This survey studies a population among the first in the nation to benefit from HIE, but it may not be generalizable to other areas in the country. Specifically, the Hispanic population present in the Hudson Valley and US were underrepresented in our study and the annual income in the Hudson Valley and our study population is higher than the median annual income in the US. Future studies should be conducted in more diverse communities with a greater representation of individuals with lower incomes and less computer experience. We used survey methodology and discrete data in order to identify and assess the strength of key factors associated with consumer attitudes. However, we may have missed novel factors which could have been identified through qualitative methods.
Shedding light on the factors which may influence consumer attitudes towards HIE can help shape efforts designed to boost consumer support for both physician and personal use of HIE as the implementation of health IT and the development of HIE networks progress. We were able to describe baseline levels of consumer support of HIE in the Hudson Valley region and identify potential barriers to support of HIE which can be the focus of further investigation and interventions. As the role of consumer education and determination of consumer HIE preferences may primarily belong to providers11,36, research that provides insight into factors of importance to consumers may help providers more efficiently fit this task into their daily workflow. In addition, education and outreach efforts should target populations less supportive of HIE to prevent the perpetuation or augmentation of disparities in healthcare. Further research should assess whether these interventions and the incorporation of consumer preferences related to privacy and security11,36 boosts consumers’ support of HIE. In addition, as some consumers seek to actively participate in the coordination of their own healthcare, more research is needed to determine the ability of personal HIE use to improve the quality and safety of care.
Below is the link to the electronic supplementary material.
Appendix: Consumer Health Information Technology and Exchange Telephone Survey (DOC 73 kb)
Funders The Taconic Independent Practice Association funded this work through a grant to Weill Cornell Medical College. Dr. O’Donnell participated in this study as a fellow funded by the Department of Public Health at Weill Cornell Medical College.

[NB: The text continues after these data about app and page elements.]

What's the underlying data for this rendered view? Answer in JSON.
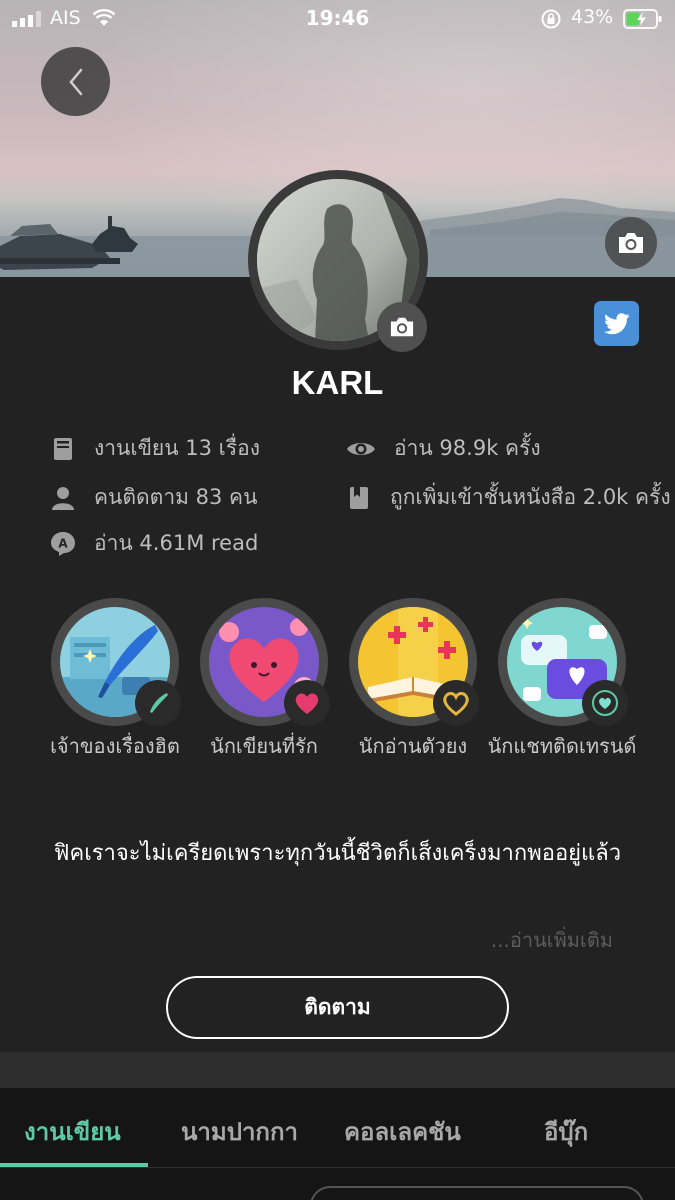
{
  "status_bar": {
    "carrier": "AIS",
    "time": "19:46",
    "battery": "43%"
  },
  "profile": {
    "name": "KARL"
  },
  "stats": [
    {
      "icon": "book-icon",
      "text": "งานเขียน 13 เรื่อง"
    },
    {
      "icon": "eye-icon",
      "text": "อ่าน 98.9k ครั้ง"
    },
    {
      "icon": "person-icon",
      "text": "คนติดตาม 83 คน"
    },
    {
      "icon": "bookmark-book-icon",
      "text": "ถูกเพิ่มเข้าชั้นหนังสือ 2.0k ครั้ง"
    },
    {
      "icon": "read-a-icon",
      "text": "อ่าน 4.61M read"
    }
  ],
  "badges": [
    {
      "name": "quill-badge",
      "label": "เจ้าของเรื่องฮิต"
    },
    {
      "name": "heart-badge",
      "label": "นักเขียนที่รัก"
    },
    {
      "name": "book-badge",
      "label": "นักอ่านตัวยง"
    },
    {
      "name": "chat-badge",
      "label": "นักแชทติดเทรนด์"
    }
  ],
  "bio": "ฟิคเราจะไม่เครียดเพราะทุกวันนี้ชีวิตก็เส็งเคร็งมากพออยู่แล้ว",
  "read_more": "...อ่านเพิ่มเติม",
  "follow_label": "ติดตาม",
  "tabs": [
    {
      "label": "งานเขียน",
      "active": true
    },
    {
      "label": "นามปากกา",
      "active": false
    },
    {
      "label": "คอลเลคชัน",
      "active": false
    },
    {
      "label": "อีบุ๊ก",
      "active": false
    }
  ],
  "colors": {
    "accent": "#5fc9a6",
    "background": "#222222",
    "twitter": "#4a90d9"
  }
}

Contributors The authors would like to thank Rachel Block, Curt Cole, MD, Lori Evans, MPP, MPH, Ellen Flink, MBA, Gil Kuperman, MD, Akshay Kapur, Alex Low, Jason Shapiro, MD, and Adam Wilcox, PhD for their participation in the survey development workgroup. They would also like to thank Randolph Barrows Jr., MD, MS, John Blair, MD, Janlori Goldman, JD, and Art Levin for their input on the survey and Ken Griffin, PhD for his advice on survey methodology.
Conflicts of Interest None disclosed.
1SAS and all other SAS Institute Inc. product or service names are registered trademarks or trademarks of SAS Institute Inc. In the USA and other countries. ® indicates USA registration.